OzzyApu, October 21st, 2006

Prior to this album, Mikael spent time with the boys of Katatonia to record Brave Murder Day. Mikael digged the production so much that he brought along Martin and Pete to the same studio, thus recording My Arms, Your Hearse. The production is somewhat similar to Katatonia's Brave Murder Day, except that the songs aren't repetitive and don’t sound the same.

This was also the first album where Opeth's sound pitched a different direction. Instead of the dreamy, strung-out tracks on Orchid and Morningrise, Opeth grew comfortable as a three-piece (During the recording) and became bent on creating standout tracks. By this I mean that the tracks became familiar to the listener, most notably ones like "When" and "Demon Of The Fall", both of which devotees can easily call back on and cite. This album is also noteworthy because of Martin Lopez's entrance, which he doesn't take easily. Martin uses a unique style South American influenced if I am correct, which isn’t so implemented on this record, but shows itself later on.

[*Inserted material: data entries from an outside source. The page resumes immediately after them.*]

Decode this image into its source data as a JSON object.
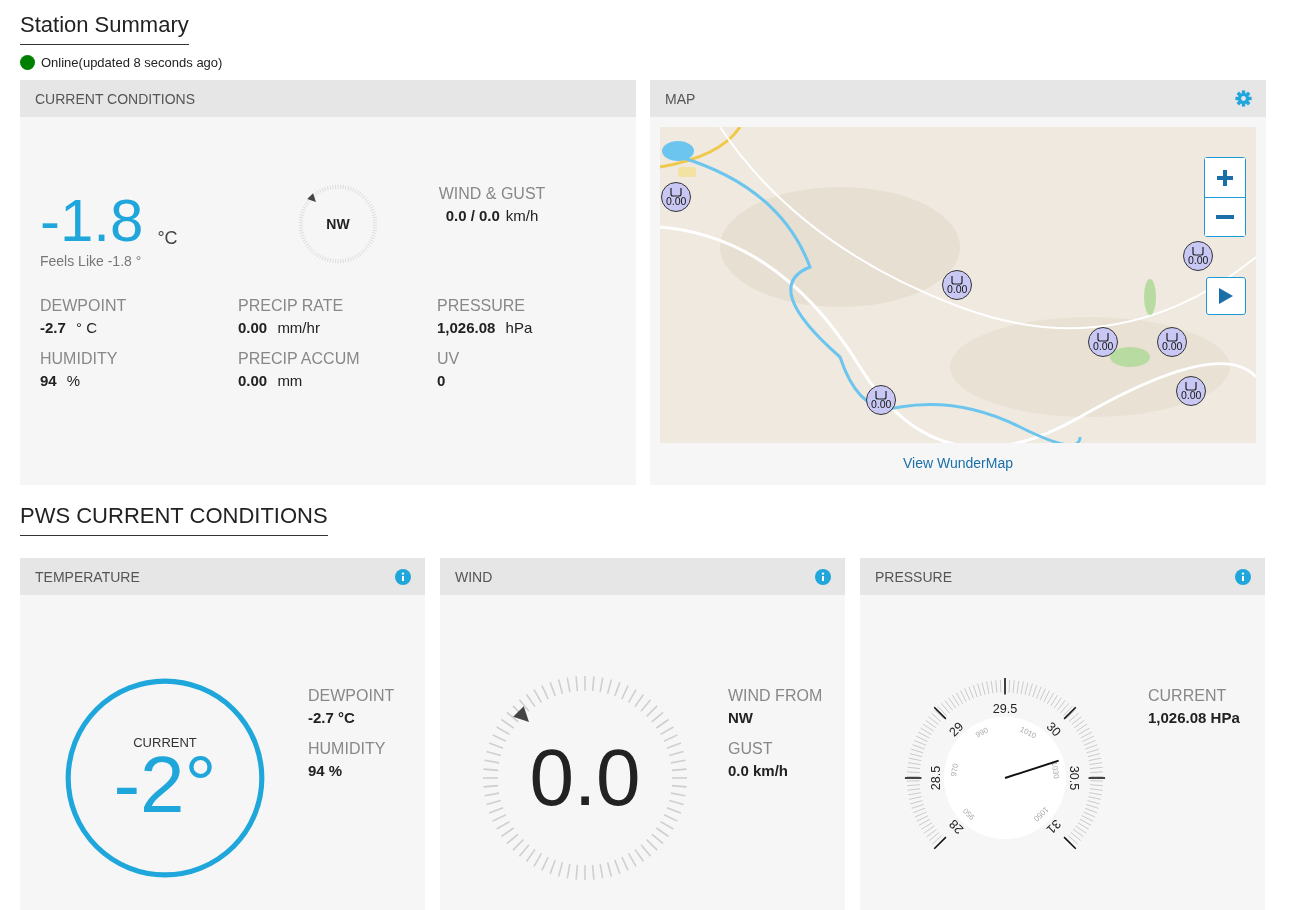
{
  "header": {
    "title": "Station Summary",
    "online": true,
    "status": "Online(updated 8 seconds ago)"
  },
  "current_conditions": {
    "title": "CURRENT CONDITIONS",
    "temperature": "-1.8",
    "temperature_unit": "°C",
    "feels_like": "Feels Like -1.8 °",
    "compass": {
      "direction": "NW",
      "pointer": {
        "kind": "northwest"
      }
    },
    "wind_gust": {
      "label": "WIND & GUST",
      "value": "0.0  / 0.0",
      "unit": "km/h"
    },
    "stats": [
      {
        "label": "DEWPOINT",
        "value": "-2.7",
        "unit": "° C"
      },
      {
        "label": "PRECIP RATE",
        "value": "0.00",
        "unit": "mm/hr"
      },
      {
        "label": "PRESSURE",
        "value": "1,026.08",
        "unit": "hPa"
      },
      {
        "label": "HUMIDITY",
        "value": "94",
        "unit": "%"
      },
      {
        "label": "PRECIP ACCUM",
        "value": "0.00",
        "unit": "mm"
      },
      {
        "label": "UV",
        "value": "0"
      }
    ]
  },
  "map": {
    "title": "MAP",
    "kind": "picture",
    "markers": [
      {
        "value": "0.00"
      },
      {
        "value": "0.00"
      },
      {
        "value": "0.00"
      },
      {
        "value": "0.00"
      },
      {
        "value": "0.00"
      },
      {
        "value": "0.00"
      },
      {
        "value": "0.00"
      }
    ],
    "link": "View WunderMap"
  },
  "pws": {
    "title": "PWS CURRENT CONDITIONS",
    "cards": [
      {
        "kind": "temperature",
        "title": "TEMPERATURE",
        "gauge_label": "CURRENT",
        "gauge_value": "-2°",
        "details": [
          {
            "label": "DEWPOINT",
            "value": "-2.7 °C"
          },
          {
            "label": "HUMIDITY",
            "value": "94 %"
          }
        ]
      },
      {
        "kind": "wind",
        "title": "WIND",
        "gauge_value": "0.0",
        "pointer": {
          "kind": "northwest"
        },
        "details": [
          {
            "label": "WIND FROM",
            "value": "NW"
          },
          {
            "label": "GUST",
            "value": "0.0 km/h"
          }
        ]
      },
      {
        "kind": "pressure",
        "title": "PRESSURE",
        "level": 0.767,
        "outer_ticks": [
          "28",
          "28.5",
          "29",
          "29.5",
          "30",
          "30.5",
          "31"
        ],
        "inner_ticks": [
          "950",
          "970",
          "990",
          "1010",
          "1030",
          "1050"
        ],
        "details": [
          {
            "label": "CURRENT",
            "value": "1,026.08 HPa"
          }
        ]
      }
    ]
  }
}
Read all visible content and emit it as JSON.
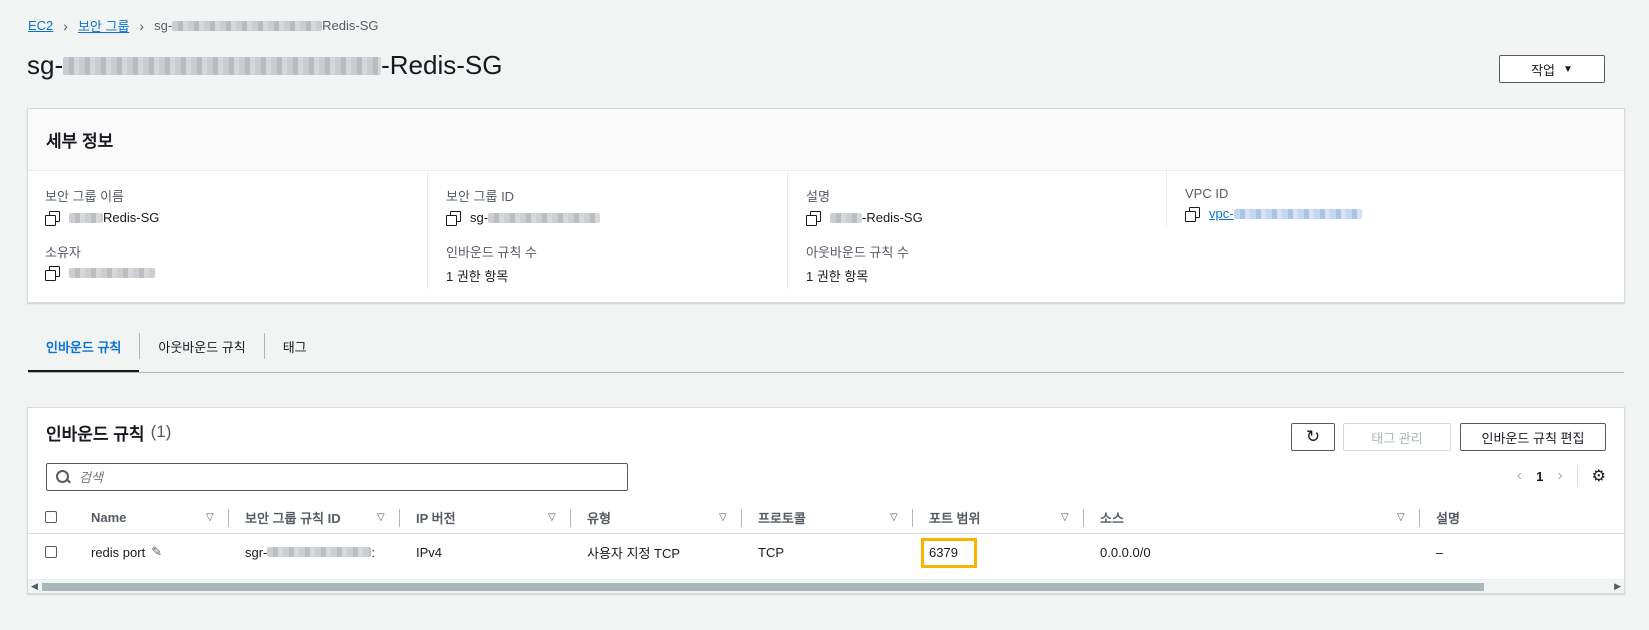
{
  "breadcrumb": {
    "ec2": "EC2",
    "sg": "보안 그룹",
    "current_prefix": "sg-",
    "current_suffix": "Redis-SG"
  },
  "title": {
    "prefix": "sg-",
    "suffix": "-Redis-SG"
  },
  "action_label": "작업",
  "details": {
    "header": "세부 정보",
    "sg_name_label": "보안 그룹 이름",
    "sg_name_value": "Redis-SG",
    "sg_id_label": "보안 그룹 ID",
    "sg_id_value": "sg-",
    "desc_label": "설명",
    "desc_value": "-Redis-SG",
    "vpc_label": "VPC ID",
    "vpc_value": "vpc-",
    "owner_label": "소유자",
    "inbound_count_label": "인바운드 규칙 수",
    "inbound_count_value": "1 권한 항목",
    "outbound_count_label": "아웃바운드 규칙 수",
    "outbound_count_value": "1 권한 항목"
  },
  "tabs": [
    {
      "label": "인바운드 규칙"
    },
    {
      "label": "아웃바운드 규칙"
    },
    {
      "label": "태그"
    }
  ],
  "rules": {
    "title": "인바운드 규칙",
    "count": "(1)",
    "tag_button": "태그 관리",
    "edit_button": "인바운드 규칙 편집",
    "search_placeholder": "검색",
    "page": "1",
    "columns": [
      "Name",
      "보안 그룹 규칙 ID",
      "IP 버전",
      "유형",
      "프로토콜",
      "포트 범위",
      "소스",
      "설명"
    ],
    "row": {
      "name": "redis port",
      "rule_id_prefix": "sgr-",
      "rule_id_suffix": ":",
      "ip_version": "IPv4",
      "type": "사용자 지정 TCP",
      "protocol": "TCP",
      "port_range": "6379",
      "source": "0.0.0.0/0",
      "description": "–"
    }
  },
  "colors": {
    "link": "#0972d3",
    "highlight": "#f7b500"
  }
}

The tone of the album really kicks the entire ordeal into gear, being one of my favorites from Opeth. Whenever I listen to My Arms, Your Hearse, I feel things around me becoming cold and the atmosphere turns grim, dark, and haunting; the cover art portrays this pretty well. Mikael's vocals actually become even better here, as he finally utilizes it in a way where he can perform romantic clean singing to full-out demonic roars.
Mikael ended up providing both guitar and bass guitar, both which standout clear in all the riffs and solos he plays. This goes to also say that the riffs, as well as the open production, are the backbone, creating the albums gloom mood and heaviness. A track that represents this feeling extremely well is "April Ethereal", one of my personal favorites. To gain the overall feeling, it’s best if you heard the album at night, during autumn, or when you are sleeping. Believe me, it brings out the best in the album this way.

If any of this doesn't captivate you, then Peter Lindgren's solos definitely will. He may not be the fastest player in the universe this side of the millennium, but that isn't the style he plays anyways. His solos are melodic and crafty, like being able to hit a note and holding it because it is so damn good. Anyways you'll be possessed by his work. There, I've explained in a few paragraphs why this should be in your library. To put it in short if you didn't read any of that...Buy this album.